Exercise requirements: Output all records verbatim.
----- Supplied records
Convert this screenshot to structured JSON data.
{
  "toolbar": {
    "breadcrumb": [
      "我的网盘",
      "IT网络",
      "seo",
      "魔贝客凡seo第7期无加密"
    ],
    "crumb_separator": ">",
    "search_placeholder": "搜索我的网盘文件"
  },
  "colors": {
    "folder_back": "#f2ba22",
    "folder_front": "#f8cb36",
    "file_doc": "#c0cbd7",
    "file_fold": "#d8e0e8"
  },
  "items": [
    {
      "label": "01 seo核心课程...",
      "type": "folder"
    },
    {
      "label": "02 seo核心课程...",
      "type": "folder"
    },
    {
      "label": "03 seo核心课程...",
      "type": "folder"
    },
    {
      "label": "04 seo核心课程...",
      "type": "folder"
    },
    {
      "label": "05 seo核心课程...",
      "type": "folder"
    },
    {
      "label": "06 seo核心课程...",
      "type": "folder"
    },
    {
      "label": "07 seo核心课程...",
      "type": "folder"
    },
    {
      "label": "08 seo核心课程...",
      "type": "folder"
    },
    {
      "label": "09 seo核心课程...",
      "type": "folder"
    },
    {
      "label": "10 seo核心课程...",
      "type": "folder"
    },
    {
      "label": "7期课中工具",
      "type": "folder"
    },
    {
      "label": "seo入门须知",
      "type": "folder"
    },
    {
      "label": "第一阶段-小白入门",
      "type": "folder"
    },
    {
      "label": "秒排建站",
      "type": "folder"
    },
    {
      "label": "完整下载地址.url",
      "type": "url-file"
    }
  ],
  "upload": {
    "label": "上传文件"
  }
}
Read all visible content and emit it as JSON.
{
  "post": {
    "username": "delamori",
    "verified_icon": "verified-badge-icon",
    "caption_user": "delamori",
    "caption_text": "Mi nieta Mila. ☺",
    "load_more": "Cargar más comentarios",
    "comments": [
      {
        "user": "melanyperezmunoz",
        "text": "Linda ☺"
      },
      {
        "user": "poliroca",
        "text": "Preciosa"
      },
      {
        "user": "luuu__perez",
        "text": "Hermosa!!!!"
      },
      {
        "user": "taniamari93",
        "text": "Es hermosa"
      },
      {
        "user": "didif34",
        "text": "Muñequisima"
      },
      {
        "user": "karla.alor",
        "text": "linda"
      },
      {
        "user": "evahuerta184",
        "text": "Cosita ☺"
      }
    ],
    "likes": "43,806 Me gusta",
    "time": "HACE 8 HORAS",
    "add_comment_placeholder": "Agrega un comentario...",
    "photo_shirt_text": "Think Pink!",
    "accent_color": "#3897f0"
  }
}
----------
Output for this exercise:
Convert this screenshot to structured JSON data.
{
  "toolbar": {
    "breadcrumb": [
      "我的网盘",
      "IT网络",
      "seo",
      "魔贝客凡seo第7期无加密"
    ],
    "crumb_separator": ">",
    "search_placeholder": "搜索我的网盘文件"
  },
  "colors": {
    "folder_back": "#f2ba22",
    "folder_front": "#f8cb36",
    "file_doc": "#c0cbd7",
    "file_fold": "#d8e0e8"
  },
  "items": [
    {
      "label": "01 seo核心课程...",
      "type": "folder"
    },
    {
      "label": "02 seo核心课程...",
      "type": "folder"
    },
    {
      "label": "03 seo核心课程...",
      "type": "folder"
    },
    {
      "label": "04 seo核心课程...",
      "type": "folder"
    },
    {
      "label": "05 seo核心课程...",
      "type": "folder"
    },
    {
      "label": "06 seo核心课程...",
      "type": "folder"
    },
    {
      "label": "07 seo核心课程...",
      "type": "folder"
    },
    {
      "label": "08 seo核心课程...",
      "type": "folder"
    },
    {
      "label": "09 seo核心课程...",
      "type": "folder"
    },
    {
      "label": "10 seo核心课程...",
      "type": "folder"
    },
    {
      "label": "7期课中工具",
      "type": "folder"
    },
    {
      "label": "seo入门须知",
      "type": "folder"
    },
    {
      "label": "第一阶段-小白入门",
      "type": "folder"
    },
    {
      "label": "秒排建站",
      "type": "folder"
    },
    {
      "label": "完整下载地址.url",
      "type": "url-file"
    }
  ],
  "upload": {
    "label": "上传文件"
  }
}
Read all visible content and emit it as JSON.
{
  "post": {
    "username": "delamori",
    "verified_icon": "verified-badge-icon",
    "caption_user": "delamori",
    "caption_text": "Mi nieta Mila. ☺",
    "load_more": "Cargar más comentarios",
    "comments": [
      {
        "user": "melanyperezmunoz",
        "text": "Linda ☺"
      },
      {
        "user": "poliroca",
        "text": "Preciosa"
      },
      {
        "user": "luuu__perez",
        "text": "Hermosa!!!!"
      },
      {
        "user": "taniamari93",
        "text": "Es hermosa"
      },
      {
        "user": "didif34",
        "text": "Muñequisima"
      },
      {
        "user": "karla.alor",
        "text": "linda"
      },
      {
        "user": "evahuerta184",
        "text": "Cosita ☺"
      }
    ],
    "likes": "43,806 Me gusta",
    "time": "HACE 8 HORAS",
    "add_comment_placeholder": "Agrega un comentario...",
    "photo_shirt_text": "Think Pink!",
    "accent_color": "#3897f0"
  }
}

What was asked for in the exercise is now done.